#### REQUIREMENT
The required output is a number: how many lines of the data below include the string "ffffff".

SUPPLIED ENTRIES Block Start

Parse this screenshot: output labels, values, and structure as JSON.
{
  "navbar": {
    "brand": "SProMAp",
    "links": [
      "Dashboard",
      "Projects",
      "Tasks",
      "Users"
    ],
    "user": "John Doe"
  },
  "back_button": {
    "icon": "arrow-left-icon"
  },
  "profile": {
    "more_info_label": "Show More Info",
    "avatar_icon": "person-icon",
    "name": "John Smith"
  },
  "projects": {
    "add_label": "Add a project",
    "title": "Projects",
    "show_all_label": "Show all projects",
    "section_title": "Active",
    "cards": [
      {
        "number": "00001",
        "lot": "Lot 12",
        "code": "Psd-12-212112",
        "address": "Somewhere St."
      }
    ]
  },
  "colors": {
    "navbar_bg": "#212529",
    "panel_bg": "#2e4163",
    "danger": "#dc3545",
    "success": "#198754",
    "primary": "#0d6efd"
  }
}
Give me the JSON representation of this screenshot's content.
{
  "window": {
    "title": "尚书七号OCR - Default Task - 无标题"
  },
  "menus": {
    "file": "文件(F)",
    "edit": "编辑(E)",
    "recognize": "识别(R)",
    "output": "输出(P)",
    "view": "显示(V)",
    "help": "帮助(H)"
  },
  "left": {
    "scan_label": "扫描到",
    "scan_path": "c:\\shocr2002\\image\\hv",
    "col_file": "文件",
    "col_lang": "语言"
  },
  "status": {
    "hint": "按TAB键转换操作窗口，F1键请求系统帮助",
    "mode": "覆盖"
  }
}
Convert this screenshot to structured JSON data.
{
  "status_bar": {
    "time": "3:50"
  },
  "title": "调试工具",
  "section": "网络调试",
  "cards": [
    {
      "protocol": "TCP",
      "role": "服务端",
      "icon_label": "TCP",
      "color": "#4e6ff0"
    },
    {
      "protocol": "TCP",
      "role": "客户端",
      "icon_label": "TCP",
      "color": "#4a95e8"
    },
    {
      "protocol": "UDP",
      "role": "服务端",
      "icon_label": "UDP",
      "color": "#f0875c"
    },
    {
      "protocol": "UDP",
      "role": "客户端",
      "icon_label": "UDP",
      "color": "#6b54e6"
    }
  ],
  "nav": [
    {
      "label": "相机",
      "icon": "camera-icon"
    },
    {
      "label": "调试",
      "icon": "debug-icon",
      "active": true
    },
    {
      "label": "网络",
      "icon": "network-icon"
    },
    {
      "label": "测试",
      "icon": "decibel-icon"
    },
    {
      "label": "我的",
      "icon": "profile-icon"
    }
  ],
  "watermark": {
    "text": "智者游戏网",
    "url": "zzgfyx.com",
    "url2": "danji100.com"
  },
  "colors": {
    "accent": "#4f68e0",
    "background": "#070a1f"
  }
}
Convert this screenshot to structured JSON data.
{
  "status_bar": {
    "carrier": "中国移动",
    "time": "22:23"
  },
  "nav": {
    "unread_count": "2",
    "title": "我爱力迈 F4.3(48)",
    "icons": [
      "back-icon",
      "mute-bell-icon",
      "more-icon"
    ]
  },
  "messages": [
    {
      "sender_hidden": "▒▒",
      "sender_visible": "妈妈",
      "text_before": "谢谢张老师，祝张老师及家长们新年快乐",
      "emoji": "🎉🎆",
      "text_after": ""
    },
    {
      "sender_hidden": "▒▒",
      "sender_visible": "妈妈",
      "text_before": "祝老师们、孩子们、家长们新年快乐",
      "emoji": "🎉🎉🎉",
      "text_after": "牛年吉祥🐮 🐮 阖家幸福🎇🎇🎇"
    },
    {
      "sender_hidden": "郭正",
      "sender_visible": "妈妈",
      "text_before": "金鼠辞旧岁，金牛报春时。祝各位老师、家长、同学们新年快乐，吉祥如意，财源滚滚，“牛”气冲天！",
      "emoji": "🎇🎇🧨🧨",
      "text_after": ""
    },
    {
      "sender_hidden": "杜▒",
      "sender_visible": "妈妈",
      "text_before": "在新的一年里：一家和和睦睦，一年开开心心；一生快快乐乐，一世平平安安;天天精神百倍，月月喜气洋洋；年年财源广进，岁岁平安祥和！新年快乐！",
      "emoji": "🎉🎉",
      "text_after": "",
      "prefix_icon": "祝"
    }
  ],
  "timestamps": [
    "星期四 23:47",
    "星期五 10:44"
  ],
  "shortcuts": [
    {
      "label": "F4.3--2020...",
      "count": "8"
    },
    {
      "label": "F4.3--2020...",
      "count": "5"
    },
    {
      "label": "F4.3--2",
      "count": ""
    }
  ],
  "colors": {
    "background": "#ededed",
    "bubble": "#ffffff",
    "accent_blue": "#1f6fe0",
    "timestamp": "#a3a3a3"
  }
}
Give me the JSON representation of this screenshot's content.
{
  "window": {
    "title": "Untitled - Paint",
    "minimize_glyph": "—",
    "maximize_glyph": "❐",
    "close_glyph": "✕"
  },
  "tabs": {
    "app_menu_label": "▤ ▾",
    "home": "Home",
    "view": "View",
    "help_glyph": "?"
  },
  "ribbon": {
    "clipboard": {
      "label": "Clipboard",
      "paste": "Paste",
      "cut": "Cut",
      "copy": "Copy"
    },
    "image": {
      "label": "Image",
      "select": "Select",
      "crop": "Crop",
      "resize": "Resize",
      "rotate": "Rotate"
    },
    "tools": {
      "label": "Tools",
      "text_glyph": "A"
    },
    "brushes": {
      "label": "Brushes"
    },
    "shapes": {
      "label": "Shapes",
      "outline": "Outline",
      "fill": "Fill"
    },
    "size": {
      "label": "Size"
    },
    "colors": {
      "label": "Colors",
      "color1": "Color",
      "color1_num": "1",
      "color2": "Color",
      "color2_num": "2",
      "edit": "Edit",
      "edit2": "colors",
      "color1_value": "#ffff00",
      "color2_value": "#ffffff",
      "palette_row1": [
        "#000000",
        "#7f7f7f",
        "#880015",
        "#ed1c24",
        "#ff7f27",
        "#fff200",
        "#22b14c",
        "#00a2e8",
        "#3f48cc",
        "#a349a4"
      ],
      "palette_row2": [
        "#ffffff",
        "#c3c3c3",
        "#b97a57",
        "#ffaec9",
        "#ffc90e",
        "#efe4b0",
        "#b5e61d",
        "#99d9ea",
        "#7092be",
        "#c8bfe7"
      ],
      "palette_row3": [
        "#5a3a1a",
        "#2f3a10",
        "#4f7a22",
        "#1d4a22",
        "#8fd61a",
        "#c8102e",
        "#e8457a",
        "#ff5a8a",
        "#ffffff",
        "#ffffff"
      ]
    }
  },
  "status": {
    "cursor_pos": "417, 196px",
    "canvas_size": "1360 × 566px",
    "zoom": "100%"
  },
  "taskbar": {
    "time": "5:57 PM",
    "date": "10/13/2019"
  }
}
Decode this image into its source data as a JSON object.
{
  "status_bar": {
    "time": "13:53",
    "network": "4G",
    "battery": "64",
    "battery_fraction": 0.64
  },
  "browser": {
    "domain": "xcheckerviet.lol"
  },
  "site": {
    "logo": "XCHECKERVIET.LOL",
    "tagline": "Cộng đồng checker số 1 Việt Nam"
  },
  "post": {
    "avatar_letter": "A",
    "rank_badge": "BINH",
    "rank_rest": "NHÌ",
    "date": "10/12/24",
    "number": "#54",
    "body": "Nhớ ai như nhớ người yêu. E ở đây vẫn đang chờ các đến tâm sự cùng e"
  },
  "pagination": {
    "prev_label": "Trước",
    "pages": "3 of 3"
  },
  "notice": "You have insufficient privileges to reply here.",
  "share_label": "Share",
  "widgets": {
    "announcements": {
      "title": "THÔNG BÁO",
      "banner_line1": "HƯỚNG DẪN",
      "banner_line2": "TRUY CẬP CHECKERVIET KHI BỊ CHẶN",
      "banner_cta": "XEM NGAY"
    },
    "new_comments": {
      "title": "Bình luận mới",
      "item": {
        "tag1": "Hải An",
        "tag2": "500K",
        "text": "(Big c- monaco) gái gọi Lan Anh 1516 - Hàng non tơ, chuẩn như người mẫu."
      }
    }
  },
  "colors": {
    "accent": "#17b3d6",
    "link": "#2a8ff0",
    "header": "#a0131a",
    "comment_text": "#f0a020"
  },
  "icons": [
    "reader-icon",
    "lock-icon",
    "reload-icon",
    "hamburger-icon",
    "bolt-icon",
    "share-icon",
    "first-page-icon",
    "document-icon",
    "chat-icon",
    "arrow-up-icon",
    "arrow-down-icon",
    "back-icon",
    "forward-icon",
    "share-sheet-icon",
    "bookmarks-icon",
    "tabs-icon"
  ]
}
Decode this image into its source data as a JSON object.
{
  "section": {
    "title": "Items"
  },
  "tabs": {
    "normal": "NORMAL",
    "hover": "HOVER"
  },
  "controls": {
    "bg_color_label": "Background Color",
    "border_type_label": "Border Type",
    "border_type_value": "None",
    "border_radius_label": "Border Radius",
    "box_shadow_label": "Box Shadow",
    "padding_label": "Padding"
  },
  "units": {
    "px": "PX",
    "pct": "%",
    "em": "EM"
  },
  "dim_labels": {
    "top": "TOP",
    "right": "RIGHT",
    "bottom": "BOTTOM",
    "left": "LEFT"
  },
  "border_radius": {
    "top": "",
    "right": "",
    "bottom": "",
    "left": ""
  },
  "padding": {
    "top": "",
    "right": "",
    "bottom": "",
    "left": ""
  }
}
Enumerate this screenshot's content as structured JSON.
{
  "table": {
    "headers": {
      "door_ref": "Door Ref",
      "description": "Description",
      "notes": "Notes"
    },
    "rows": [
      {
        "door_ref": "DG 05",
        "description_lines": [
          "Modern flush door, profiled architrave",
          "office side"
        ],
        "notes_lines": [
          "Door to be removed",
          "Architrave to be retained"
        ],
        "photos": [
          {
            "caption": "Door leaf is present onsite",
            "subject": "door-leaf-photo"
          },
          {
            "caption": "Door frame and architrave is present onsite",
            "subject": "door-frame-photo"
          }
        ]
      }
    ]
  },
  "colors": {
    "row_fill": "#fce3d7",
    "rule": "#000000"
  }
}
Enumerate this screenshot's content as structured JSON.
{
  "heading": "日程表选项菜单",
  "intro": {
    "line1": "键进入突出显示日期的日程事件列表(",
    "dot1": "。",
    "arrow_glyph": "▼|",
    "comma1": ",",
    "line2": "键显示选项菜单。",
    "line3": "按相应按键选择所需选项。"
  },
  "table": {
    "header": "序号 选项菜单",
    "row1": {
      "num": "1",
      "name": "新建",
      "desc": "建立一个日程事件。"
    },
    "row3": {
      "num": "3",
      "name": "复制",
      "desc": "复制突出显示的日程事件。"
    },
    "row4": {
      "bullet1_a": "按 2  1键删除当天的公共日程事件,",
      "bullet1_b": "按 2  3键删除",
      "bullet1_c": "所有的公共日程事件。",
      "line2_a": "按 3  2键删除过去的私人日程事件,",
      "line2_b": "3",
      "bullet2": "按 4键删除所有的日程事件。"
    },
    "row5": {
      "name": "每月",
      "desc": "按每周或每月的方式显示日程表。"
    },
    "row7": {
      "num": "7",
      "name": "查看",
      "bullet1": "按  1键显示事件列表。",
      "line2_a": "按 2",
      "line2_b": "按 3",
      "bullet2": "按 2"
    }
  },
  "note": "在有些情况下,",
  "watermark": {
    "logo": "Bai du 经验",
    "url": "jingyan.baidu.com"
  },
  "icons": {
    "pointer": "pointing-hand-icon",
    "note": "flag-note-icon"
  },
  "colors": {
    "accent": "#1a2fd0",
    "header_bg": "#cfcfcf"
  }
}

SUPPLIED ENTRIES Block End

#### ANSWER
5